◆ WHAT YOU SHOULD DO ◆
The listing that follows should be copied in full, exactly as written.

◆ DATASET ENTRIES ◆
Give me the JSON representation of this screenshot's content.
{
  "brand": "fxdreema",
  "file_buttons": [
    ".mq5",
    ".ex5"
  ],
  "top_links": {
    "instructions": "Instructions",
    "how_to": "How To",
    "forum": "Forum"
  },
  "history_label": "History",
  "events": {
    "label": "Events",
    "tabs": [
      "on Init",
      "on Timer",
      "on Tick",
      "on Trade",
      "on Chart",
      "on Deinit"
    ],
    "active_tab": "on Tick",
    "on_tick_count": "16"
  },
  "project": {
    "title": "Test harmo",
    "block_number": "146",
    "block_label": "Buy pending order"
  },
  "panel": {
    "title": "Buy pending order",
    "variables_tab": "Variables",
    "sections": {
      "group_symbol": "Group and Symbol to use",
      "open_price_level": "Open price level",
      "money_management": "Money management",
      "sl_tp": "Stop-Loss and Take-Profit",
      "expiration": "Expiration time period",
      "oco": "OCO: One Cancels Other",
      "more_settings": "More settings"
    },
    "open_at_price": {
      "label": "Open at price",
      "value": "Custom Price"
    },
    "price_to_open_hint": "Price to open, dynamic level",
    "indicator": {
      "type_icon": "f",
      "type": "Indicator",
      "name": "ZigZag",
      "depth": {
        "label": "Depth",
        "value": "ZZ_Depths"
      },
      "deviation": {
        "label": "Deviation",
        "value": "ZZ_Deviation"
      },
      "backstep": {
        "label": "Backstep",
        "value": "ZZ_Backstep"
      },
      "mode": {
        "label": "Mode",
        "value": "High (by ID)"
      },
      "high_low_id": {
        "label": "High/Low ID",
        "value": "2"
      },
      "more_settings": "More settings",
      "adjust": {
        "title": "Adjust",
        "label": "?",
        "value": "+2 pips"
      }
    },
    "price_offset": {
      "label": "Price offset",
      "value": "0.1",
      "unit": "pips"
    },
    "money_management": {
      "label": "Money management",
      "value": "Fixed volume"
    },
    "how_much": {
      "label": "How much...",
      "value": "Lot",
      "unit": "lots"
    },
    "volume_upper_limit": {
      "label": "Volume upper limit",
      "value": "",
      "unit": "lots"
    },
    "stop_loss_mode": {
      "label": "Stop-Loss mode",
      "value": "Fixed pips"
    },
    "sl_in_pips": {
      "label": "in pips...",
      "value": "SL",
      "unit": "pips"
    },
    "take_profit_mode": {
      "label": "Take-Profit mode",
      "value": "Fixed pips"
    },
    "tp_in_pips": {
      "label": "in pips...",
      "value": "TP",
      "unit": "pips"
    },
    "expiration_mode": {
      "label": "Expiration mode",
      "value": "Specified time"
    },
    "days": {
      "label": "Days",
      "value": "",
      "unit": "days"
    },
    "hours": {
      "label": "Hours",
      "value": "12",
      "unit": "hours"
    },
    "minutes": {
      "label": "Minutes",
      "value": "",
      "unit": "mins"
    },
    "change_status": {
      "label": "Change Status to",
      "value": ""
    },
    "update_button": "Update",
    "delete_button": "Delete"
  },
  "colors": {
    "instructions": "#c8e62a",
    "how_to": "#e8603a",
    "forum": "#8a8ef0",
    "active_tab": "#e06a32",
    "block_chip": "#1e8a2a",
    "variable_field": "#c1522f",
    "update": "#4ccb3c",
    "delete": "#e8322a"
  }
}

◆ TASK SOLUTION ◆
Give me the JSON representation of this screenshot's content.
{
  "brand": "fxdreema",
  "file_buttons": [
    ".mq5",
    ".ex5"
  ],
  "top_links": {
    "instructions": "Instructions",
    "how_to": "How To",
    "forum": "Forum"
  },
  "history_label": "History",
  "events": {
    "label": "Events",
    "tabs": [
      "on Init",
      "on Timer",
      "on Tick",
      "on Trade",
      "on Chart",
      "on Deinit"
    ],
    "active_tab": "on Tick",
    "on_tick_count": "16"
  },
  "project": {
    "title": "Test harmo",
    "block_number": "146",
    "block_label": "Buy pending order"
  },
  "panel": {
    "title": "Buy pending order",
    "variables_tab": "Variables",
    "sections": {
      "group_symbol": "Group and Symbol to use",
      "open_price_level": "Open price level",
      "money_management": "Money management",
      "sl_tp": "Stop-Loss and Take-Profit",
      "expiration": "Expiration time period",
      "oco": "OCO: One Cancels Other",
      "more_settings": "More settings"
    },
    "open_at_price": {
      "label": "Open at price",
      "value": "Custom Price"
    },
    "price_to_open_hint": "Price to open, dynamic level",
    "indicator": {
      "type_icon": "f",
      "type": "Indicator",
      "name": "ZigZag",
      "depth": {
        "label": "Depth",
        "value": "ZZ_Depths"
      },
      "deviation": {
        "label": "Deviation",
        "value": "ZZ_Deviation"
      },
      "backstep": {
        "label": "Backstep",
        "value": "ZZ_Backstep"
      },
      "mode": {
        "label": "Mode",
        "value": "High (by ID)"
      },
      "high_low_id": {
        "label": "High/Low ID",
        "value": "2"
      },
      "more_settings": "More settings",
      "adjust": {
        "title": "Adjust",
        "label": "?",
        "value": "+2 pips"
      }
    },
    "price_offset": {
      "label": "Price offset",
      "value": "0.1",
      "unit": "pips"
    },
    "money_management": {
      "label": "Money management",
      "value": "Fixed volume"
    },
    "how_much": {
      "label": "How much...",
      "value": "Lot",
      "unit": "lots"
    },
    "volume_upper_limit": {
      "label": "Volume upper limit",
      "value": "",
      "unit": "lots"
    },
    "stop_loss_mode": {
      "label": "Stop-Loss mode",
      "value": "Fixed pips"
    },
    "sl_in_pips": {
      "label": "in pips...",
      "value": "SL",
      "unit": "pips"
    },
    "take_profit_mode": {
      "label": "Take-Profit mode",
      "value": "Fixed pips"
    },
    "tp_in_pips": {
      "label": "in pips...",
      "value": "TP",
      "unit": "pips"
    },
    "expiration_mode": {
      "label": "Expiration mode",
      "value": "Specified time"
    },
    "days": {
      "label": "Days",
      "value": "",
      "unit": "days"
    },
    "hours": {
      "label": "Hours",
      "value": "12",
      "unit": "hours"
    },
    "minutes": {
      "label": "Minutes",
      "value": "",
      "unit": "mins"
    },
    "change_status": {
      "label": "Change Status to",
      "value": ""
    },
    "update_button": "Update",
    "delete_button": "Delete"
  },
  "colors": {
    "instructions": "#c8e62a",
    "how_to": "#e8603a",
    "forum": "#8a8ef0",
    "active_tab": "#e06a32",
    "block_chip": "#1e8a2a",
    "variable_field": "#c1522f",
    "update": "#4ccb3c",
    "delete": "#e8322a"
  }
}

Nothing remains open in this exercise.